Reggae drumming patterns have a distinctive laid-back groove. Reggae drummers often play a rhythm known as the “one drop,” which emphasizes the third beat of a four-beat measure and creates a relaxed feel. Additionally, reggae drumming incorporates syncopation and accents on the hi-hat and snare, while the bass drum maintains a steady pulse. Notable reggae drummers include Carlton Barrett, who played with Bob Marley and the Wailers, and Sly Dunbar.
Latin drumming patterns encompass a wide range of styles, including samba, bossa nova, and salsa. Latin drummers often incorporate complex polyrhythms and syncopations, drawing influence from African and Indigenous musical traditions. They utilize a variety of percussion instruments, such as congas, timbales, and bongos, to create intricate rhythmic patterns. Famous Latin drumming patterns can be heard in the music of Tito Puente and Poncho Sanchez.

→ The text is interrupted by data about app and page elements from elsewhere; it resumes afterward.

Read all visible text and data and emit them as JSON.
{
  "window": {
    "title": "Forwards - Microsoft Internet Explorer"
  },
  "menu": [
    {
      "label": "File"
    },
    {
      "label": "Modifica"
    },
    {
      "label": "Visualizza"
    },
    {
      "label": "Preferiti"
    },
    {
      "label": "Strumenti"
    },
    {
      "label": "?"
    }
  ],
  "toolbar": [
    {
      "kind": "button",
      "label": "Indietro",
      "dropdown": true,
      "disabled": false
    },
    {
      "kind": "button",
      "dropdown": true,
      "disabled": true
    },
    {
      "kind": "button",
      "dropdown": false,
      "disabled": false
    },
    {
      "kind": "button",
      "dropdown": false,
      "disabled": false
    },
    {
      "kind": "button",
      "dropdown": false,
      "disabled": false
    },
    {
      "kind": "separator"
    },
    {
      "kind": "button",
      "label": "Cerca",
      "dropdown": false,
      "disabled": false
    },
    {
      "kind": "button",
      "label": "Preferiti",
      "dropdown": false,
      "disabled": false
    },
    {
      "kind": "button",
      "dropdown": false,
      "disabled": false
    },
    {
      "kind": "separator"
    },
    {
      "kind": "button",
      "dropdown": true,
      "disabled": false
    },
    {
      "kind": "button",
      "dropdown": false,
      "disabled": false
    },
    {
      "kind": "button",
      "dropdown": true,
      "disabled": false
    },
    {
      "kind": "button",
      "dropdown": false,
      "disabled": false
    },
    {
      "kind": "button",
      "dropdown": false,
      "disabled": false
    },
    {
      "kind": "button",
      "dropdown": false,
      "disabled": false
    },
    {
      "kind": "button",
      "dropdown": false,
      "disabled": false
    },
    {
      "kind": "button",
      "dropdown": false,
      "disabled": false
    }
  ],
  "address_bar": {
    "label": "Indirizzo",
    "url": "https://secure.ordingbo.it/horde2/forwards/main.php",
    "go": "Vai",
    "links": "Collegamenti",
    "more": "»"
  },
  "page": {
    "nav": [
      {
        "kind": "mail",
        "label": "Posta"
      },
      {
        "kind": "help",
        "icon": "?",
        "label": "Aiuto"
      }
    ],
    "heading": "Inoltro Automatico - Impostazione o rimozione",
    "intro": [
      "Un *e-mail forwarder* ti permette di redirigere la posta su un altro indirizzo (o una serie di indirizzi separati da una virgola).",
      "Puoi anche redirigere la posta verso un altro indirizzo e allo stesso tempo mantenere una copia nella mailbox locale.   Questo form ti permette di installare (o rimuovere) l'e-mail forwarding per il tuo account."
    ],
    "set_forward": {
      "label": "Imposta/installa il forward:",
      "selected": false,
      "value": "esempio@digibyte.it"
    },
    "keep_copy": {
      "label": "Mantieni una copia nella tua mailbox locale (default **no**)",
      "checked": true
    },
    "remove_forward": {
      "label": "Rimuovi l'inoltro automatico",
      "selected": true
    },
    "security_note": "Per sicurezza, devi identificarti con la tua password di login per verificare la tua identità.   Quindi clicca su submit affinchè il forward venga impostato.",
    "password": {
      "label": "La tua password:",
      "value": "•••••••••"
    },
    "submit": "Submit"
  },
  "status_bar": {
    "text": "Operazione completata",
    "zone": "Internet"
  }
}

Funk drumming patterns are characterized by their syncopated rhythms and tight, groovy feel. Drummers in funk music often emphasize the “one” beat and play intricate patterns on the hi-hat and snare drum. They incorporate techniques like ghost notes and use the bass drum to create a strong, funky pulse. The drummer’s role in funk is crucial, as they are responsible for maintaining the groove and driving the entire band. Iconic funk drumming patterns can be found in songs by James Brown and Prince.
Country drumming patterns often have a simple, straightforward feel that complements the genre’s roots in folk and blues music. Drummers in country music typically focus on playing a steady rhythm on the snare and bass drum, while incorporating fills and accents to add dynamics. Brushes are also commonly used to create a softer, more acoustic sound. The drummer’s role in country music is to provide a solid foundation and support the vocals and instrumentation. Popular country drumming techniques can be heard in the music of Johnny Cash and Willie Nelson.
Blues drumming patterns share similarities with both rock and jazz drumming. Blues drummers often play a backbeat rhythm on the snare and utilize syncopation and shuffle patterns to create a swinging, laid-back feel. They incorporate fills and accents to enhance the dynamics of the music and respond to the improvisation of other musicians. Blues drumming patterns can be heard in songs by artists like B.B. King and Muddy Waters.
Electronic music encompasses a wide range of genres, including techno, house, and drum and bass. Drumming patterns in electronic music are often created using drum machines and sequencers, allowing for precise and repetitive beats. Electronic drummers utilize various sound samples and effects to shape the sound and texture of the music. The role of the drummer in electronic music is to provide a rhythmic foundation and create a solid groove that complements the electronic elements. Notable electronic drumming patterns can be found in tracks by artists like Aphex Twin and Daft Punk.
Classical music traditionally did not include drumming as a prominent element. However, in modern classical compositions, percussion instruments are often utilized to add dynamic and rhythmic elements. These instruments can include timpani, snare drums, cymbals, and tambourines. Famous classical drumming patterns can be found in compositions by Igor Stravinsky and Dmitry Shostakovich.
In conclusion, drumming patterns vary greatly across different musical genres, reflecting the cultural and historical influences of each style. From the driving rhythms of rock and funk to the intricate polyrhythms of Latin and jazz, drumming patterns play a vital role in shaping the overall feel and energy of the music. Whether it’s providing a solid foundation, improvising with other musicians, or creating intricate syncopations, drumming patterns bring life and excitement to the world of music.